The answer must consist of every line in the data that contains "HIGH".

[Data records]
★ ★ ★ ★ ★ ★ ★

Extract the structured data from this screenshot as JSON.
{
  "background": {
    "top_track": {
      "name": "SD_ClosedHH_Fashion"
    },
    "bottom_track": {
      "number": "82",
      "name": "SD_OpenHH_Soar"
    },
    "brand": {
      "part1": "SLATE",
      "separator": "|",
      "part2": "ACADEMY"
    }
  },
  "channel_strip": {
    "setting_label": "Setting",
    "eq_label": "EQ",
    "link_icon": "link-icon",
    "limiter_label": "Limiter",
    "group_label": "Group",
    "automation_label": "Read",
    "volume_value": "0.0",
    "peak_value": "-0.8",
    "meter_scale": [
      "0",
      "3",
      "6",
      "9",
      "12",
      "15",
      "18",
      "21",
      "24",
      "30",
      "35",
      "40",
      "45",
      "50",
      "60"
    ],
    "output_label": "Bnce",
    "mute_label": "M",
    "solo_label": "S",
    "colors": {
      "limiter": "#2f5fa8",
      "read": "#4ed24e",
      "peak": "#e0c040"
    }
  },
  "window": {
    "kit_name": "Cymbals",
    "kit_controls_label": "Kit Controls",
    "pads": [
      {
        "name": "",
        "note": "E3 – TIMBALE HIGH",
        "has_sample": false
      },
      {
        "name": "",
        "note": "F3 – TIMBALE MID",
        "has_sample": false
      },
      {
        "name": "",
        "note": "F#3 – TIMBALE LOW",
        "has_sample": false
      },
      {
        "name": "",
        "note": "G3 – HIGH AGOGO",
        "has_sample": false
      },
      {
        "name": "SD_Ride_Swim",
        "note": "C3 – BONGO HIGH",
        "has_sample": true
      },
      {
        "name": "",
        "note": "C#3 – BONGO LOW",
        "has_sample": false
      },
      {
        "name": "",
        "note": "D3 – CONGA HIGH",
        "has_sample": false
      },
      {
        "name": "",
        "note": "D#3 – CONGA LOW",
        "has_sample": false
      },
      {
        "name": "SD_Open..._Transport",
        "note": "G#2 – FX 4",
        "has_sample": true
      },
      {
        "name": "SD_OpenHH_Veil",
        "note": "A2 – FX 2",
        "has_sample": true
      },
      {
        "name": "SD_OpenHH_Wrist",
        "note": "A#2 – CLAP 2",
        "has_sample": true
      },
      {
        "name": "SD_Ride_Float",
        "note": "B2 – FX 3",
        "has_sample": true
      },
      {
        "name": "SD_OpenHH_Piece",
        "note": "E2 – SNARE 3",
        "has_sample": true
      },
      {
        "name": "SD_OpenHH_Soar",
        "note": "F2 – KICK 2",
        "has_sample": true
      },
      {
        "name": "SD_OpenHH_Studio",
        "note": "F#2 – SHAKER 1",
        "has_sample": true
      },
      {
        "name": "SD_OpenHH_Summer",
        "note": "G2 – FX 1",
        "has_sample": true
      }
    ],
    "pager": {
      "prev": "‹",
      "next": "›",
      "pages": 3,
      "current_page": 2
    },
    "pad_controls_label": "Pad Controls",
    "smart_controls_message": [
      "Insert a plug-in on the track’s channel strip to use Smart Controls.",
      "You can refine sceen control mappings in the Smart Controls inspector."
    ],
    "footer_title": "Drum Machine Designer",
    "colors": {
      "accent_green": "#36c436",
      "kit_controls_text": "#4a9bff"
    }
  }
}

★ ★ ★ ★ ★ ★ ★

◆ YOUR RESPONSE
        "note": "E3 – TIMBALE HIGH",
        "note": "G3 – HIGH AGOGO",
        "note": "C3 – BONGO HIGH",
        "note": "D3 – CONGA HIGH",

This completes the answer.